Raw data
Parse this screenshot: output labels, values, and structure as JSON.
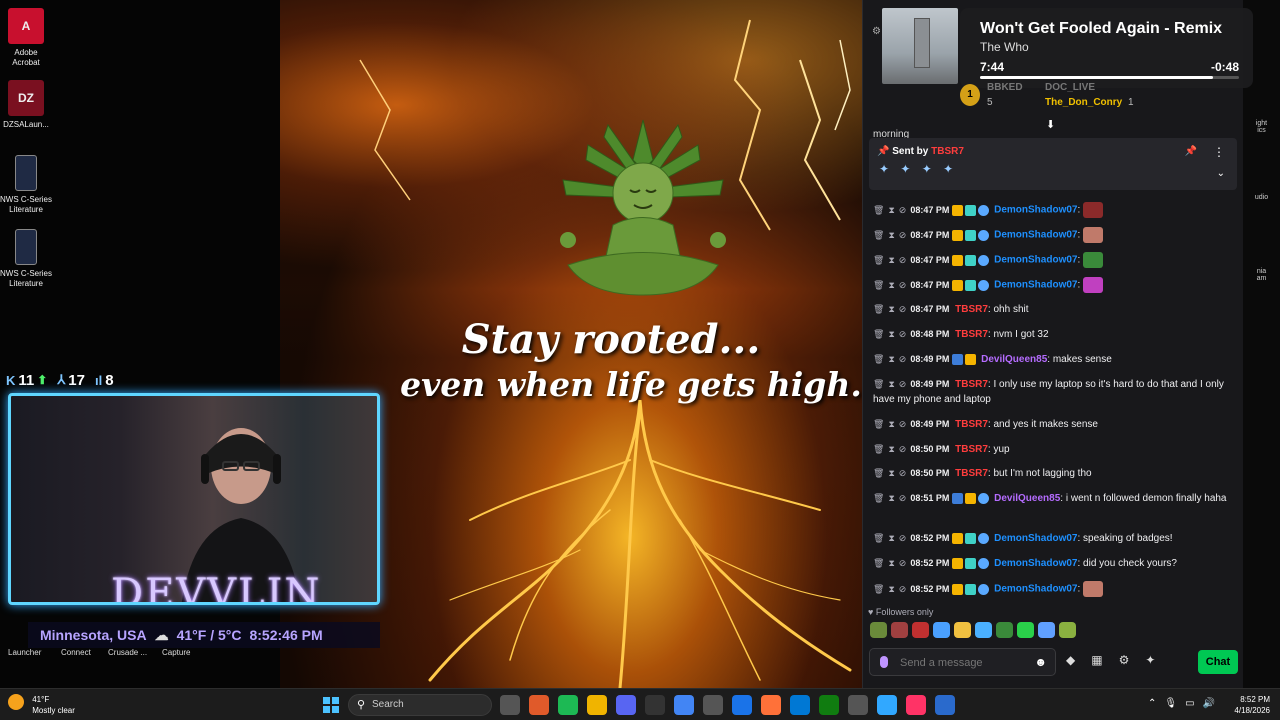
{
  "desktop": {
    "icons": [
      {
        "label": "Adobe\nAcrobat",
        "name": "acrobat",
        "glyph": "A"
      },
      {
        "label": "DZSALaun...",
        "name": "dzsalauncher",
        "glyph": "DZ"
      },
      {
        "label": "NWS C-Series\nLiterature",
        "name": "nws-1",
        "glyph": "N"
      },
      {
        "label": "NWS C-Series\nLiterature",
        "name": "nws-2",
        "glyph": "N"
      }
    ],
    "bottom_labels": [
      "Launcher",
      "Connect",
      "Crusade ...",
      "Capture"
    ]
  },
  "artwork": {
    "line1": "Stay rooted...",
    "line2": "even when life gets high."
  },
  "stream_overlay": {
    "stat1": "11",
    "stat2": "17",
    "stat3": "8",
    "cam_name": "DEVVLIN",
    "location": "Minnesota, USA",
    "weather": "41°F / 5°C",
    "time": "8:52:46 PM"
  },
  "now_playing": {
    "title": "Won't Get Fooled Again - Remix",
    "artist": "The Who",
    "elapsed": "7:44",
    "remaining": "-0:48",
    "progress_fraction": 0.9
  },
  "leaderboard": {
    "rank": "1",
    "user1": "BBKED",
    "count1": "5",
    "user2": "DOC_LIVE",
    "user3": "The_Don_Conry",
    "count3": "1"
  },
  "chat": {
    "partial_line": "morning",
    "pinned": {
      "sent_by_label": "Sent by",
      "sender": "TBSR7",
      "emotes": "✦ ✦ ✦ ✦"
    },
    "messages": [
      {
        "time": "08:47 PM",
        "user": "DemonShadow07",
        "ucls": "demon",
        "badges": [
          "crown",
          "sub",
          "star"
        ],
        "text": "",
        "emote": "#8b2a2a"
      },
      {
        "time": "08:47 PM",
        "user": "DemonShadow07",
        "ucls": "demon",
        "badges": [
          "crown",
          "sub",
          "star"
        ],
        "text": "",
        "emote": "#c07a6a"
      },
      {
        "time": "08:47 PM",
        "user": "DemonShadow07",
        "ucls": "demon",
        "badges": [
          "crown",
          "sub",
          "star"
        ],
        "text": "",
        "emote": "#3a8a3a"
      },
      {
        "time": "08:47 PM",
        "user": "DemonShadow07",
        "ucls": "demon",
        "badges": [
          "crown",
          "sub",
          "star"
        ],
        "text": "",
        "emote": "#c040c0"
      },
      {
        "time": "08:47 PM",
        "user": "TBSR7",
        "ucls": "tbsr",
        "badges": [],
        "text": "ohh shit"
      },
      {
        "time": "08:48 PM",
        "user": "TBSR7",
        "ucls": "tbsr",
        "badges": [],
        "text": "nvm I got 32"
      },
      {
        "time": "08:49 PM",
        "user": "DevilQueen85",
        "ucls": "devil",
        "badges": [
          "boost",
          "crown"
        ],
        "text": "makes sense"
      },
      {
        "time": "08:49 PM",
        "user": "TBSR7",
        "ucls": "tbsr",
        "badges": [],
        "text": "I only use my laptop so it's hard to do that and I only have my phone and laptop"
      },
      {
        "time": "08:49 PM",
        "user": "TBSR7",
        "ucls": "tbsr",
        "badges": [],
        "text": "and yes it makes sense"
      },
      {
        "time": "08:50 PM",
        "user": "TBSR7",
        "ucls": "tbsr",
        "badges": [],
        "text": "yup"
      },
      {
        "time": "08:50 PM",
        "user": "TBSR7",
        "ucls": "tbsr",
        "badges": [],
        "text": "but I'm not lagging tho"
      },
      {
        "time": "08:51 PM",
        "user": "DevilQueen85",
        "ucls": "devil",
        "badges": [
          "boost",
          "crown",
          "star"
        ],
        "text": "i went n followed demon finally haha"
      },
      {
        "time": "08:52 PM",
        "user": "DemonShadow07",
        "ucls": "demon",
        "badges": [
          "crown",
          "sub",
          "star"
        ],
        "text": "speaking of badges!"
      },
      {
        "time": "08:52 PM",
        "user": "DemonShadow07",
        "ucls": "demon",
        "badges": [
          "crown",
          "sub",
          "star"
        ],
        "text": "did you check yours?"
      },
      {
        "time": "08:52 PM",
        "user": "DemonShadow07",
        "ucls": "demon",
        "badges": [
          "crown",
          "sub",
          "star"
        ],
        "text": "",
        "emote": "#c07a6a"
      }
    ],
    "followers_only": "Followers only",
    "input_placeholder": "Send a message",
    "send_label": "Chat",
    "emote_colors": [
      "#6a8a3a",
      "#a04040",
      "#c03030",
      "#4aa0ff",
      "#f0c040",
      "#4ab0ff",
      "#3a8a3a",
      "#2ad04a",
      "#60a0ff",
      "#8ab040"
    ]
  },
  "right_strip": {
    "label1": "ight\nics",
    "label2": "udio",
    "label3": "nia\nam"
  },
  "taskbar": {
    "temp": "41°F",
    "condition": "Mostly clear",
    "search": "Search",
    "time": "8:52 PM",
    "date": "4/18/2026",
    "app_colors": [
      "#555",
      "#e05a2a",
      "#1db954",
      "#f0b400",
      "#5865f2",
      "#333",
      "#4285f4",
      "#555",
      "#1a73e8",
      "#ff7139",
      "#0078d4",
      "#107c10",
      "#555",
      "#31a8ff",
      "#ff3366",
      "#2a6acc"
    ]
  }
}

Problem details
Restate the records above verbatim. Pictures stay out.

Your solution
Parse this screenshot: output labels, values, and structure as JSON.
{
  "desktop": {
    "icons": [
      {
        "label": "Adobe\nAcrobat",
        "name": "acrobat",
        "glyph": "A"
      },
      {
        "label": "DZSALaun...",
        "name": "dzsalauncher",
        "glyph": "DZ"
      },
      {
        "label": "NWS C-Series\nLiterature",
        "name": "nws-1",
        "glyph": "N"
      },
      {
        "label": "NWS C-Series\nLiterature",
        "name": "nws-2",
        "glyph": "N"
      }
    ],
    "bottom_labels": [
      "Launcher",
      "Connect",
      "Crusade ...",
      "Capture"
    ]
  },
  "artwork": {
    "line1": "Stay rooted...",
    "line2": "even when life gets high."
  },
  "stream_overlay": {
    "stat1": "11",
    "stat2": "17",
    "stat3": "8",
    "cam_name": "DEVVLIN",
    "location": "Minnesota, USA",
    "weather": "41°F / 5°C",
    "time": "8:52:46 PM"
  },
  "now_playing": {
    "title": "Won't Get Fooled Again - Remix",
    "artist": "The Who",
    "elapsed": "7:44",
    "remaining": "-0:48",
    "progress_fraction": 0.9
  },
  "leaderboard": {
    "rank": "1",
    "user1": "BBKED",
    "count1": "5",
    "user2": "DOC_LIVE",
    "user3": "The_Don_Conry",
    "count3": "1"
  },
  "chat": {
    "partial_line": "morning",
    "pinned": {
      "sent_by_label": "Sent by",
      "sender": "TBSR7",
      "emotes": "✦ ✦ ✦ ✦"
    },
    "messages": [
      {
        "time": "08:47 PM",
        "user": "DemonShadow07",
        "ucls": "demon",
        "badges": [
          "crown",
          "sub",
          "star"
        ],
        "text": "",
        "emote": "#8b2a2a"
      },
      {
        "time": "08:47 PM",
        "user": "DemonShadow07",
        "ucls": "demon",
        "badges": [
          "crown",
          "sub",
          "star"
        ],
        "text": "",
        "emote": "#c07a6a"
      },
      {
        "time": "08:47 PM",
        "user": "DemonShadow07",
        "ucls": "demon",
        "badges": [
          "crown",
          "sub",
          "star"
        ],
        "text": "",
        "emote": "#3a8a3a"
      },
      {
        "time": "08:47 PM",
        "user": "DemonShadow07",
        "ucls": "demon",
        "badges": [
          "crown",
          "sub",
          "star"
        ],
        "text": "",
        "emote": "#c040c0"
      },
      {
        "time": "08:47 PM",
        "user": "TBSR7",
        "ucls": "tbsr",
        "badges": [],
        "text": "ohh shit"
      },
      {
        "time": "08:48 PM",
        "user": "TBSR7",
        "ucls": "tbsr",
        "badges": [],
        "text": "nvm I got 32"
      },
      {
        "time": "08:49 PM",
        "user": "DevilQueen85",
        "ucls": "devil",
        "badges": [
          "boost",
          "crown"
        ],
        "text": "makes sense"
      },
      {
        "time": "08:49 PM",
        "user": "TBSR7",
        "ucls": "tbsr",
        "badges": [],
        "text": "I only use my laptop so it's hard to do that and I only have my phone and laptop"
      },
      {
        "time": "08:49 PM",
        "user": "TBSR7",
        "ucls": "tbsr",
        "badges": [],
        "text": "and yes it makes sense"
      },
      {
        "time": "08:50 PM",
        "user": "TBSR7",
        "ucls": "tbsr",
        "badges": [],
        "text": "yup"
      },
      {
        "time": "08:50 PM",
        "user": "TBSR7",
        "ucls": "tbsr",
        "badges": [],
        "text": "but I'm not lagging tho"
      },
      {
        "time": "08:51 PM",
        "user": "DevilQueen85",
        "ucls": "devil",
        "badges": [
          "boost",
          "crown",
          "star"
        ],
        "text": "i went n followed demon finally haha"
      },
      {
        "time": "08:52 PM",
        "user": "DemonShadow07",
        "ucls": "demon",
        "badges": [
          "crown",
          "sub",
          "star"
        ],
        "text": "speaking of badges!"
      },
      {
        "time": "08:52 PM",
        "user": "DemonShadow07",
        "ucls": "demon",
        "badges": [
          "crown",
          "sub",
          "star"
        ],
        "text": "did you check yours?"
      },
      {
        "time": "08:52 PM",
        "user": "DemonShadow07",
        "ucls": "demon",
        "badges": [
          "crown",
          "sub",
          "star"
        ],
        "text": "",
        "emote": "#c07a6a"
      }
    ],
    "followers_only": "Followers only",
    "input_placeholder": "Send a message",
    "send_label": "Chat",
    "emote_colors": [
      "#6a8a3a",
      "#a04040",
      "#c03030",
      "#4aa0ff",
      "#f0c040",
      "#4ab0ff",
      "#3a8a3a",
      "#2ad04a",
      "#60a0ff",
      "#8ab040"
    ]
  },
  "right_strip": {
    "label1": "ight\nics",
    "label2": "udio",
    "label3": "nia\nam"
  },
  "taskbar": {
    "temp": "41°F",
    "condition": "Mostly clear",
    "search": "Search",
    "time": "8:52 PM",
    "date": "4/18/2026",
    "app_colors": [
      "#555",
      "#e05a2a",
      "#1db954",
      "#f0b400",
      "#5865f2",
      "#333",
      "#4285f4",
      "#555",
      "#1a73e8",
      "#ff7139",
      "#0078d4",
      "#107c10",
      "#555",
      "#31a8ff",
      "#ff3366",
      "#2a6acc"
    ]
  }
}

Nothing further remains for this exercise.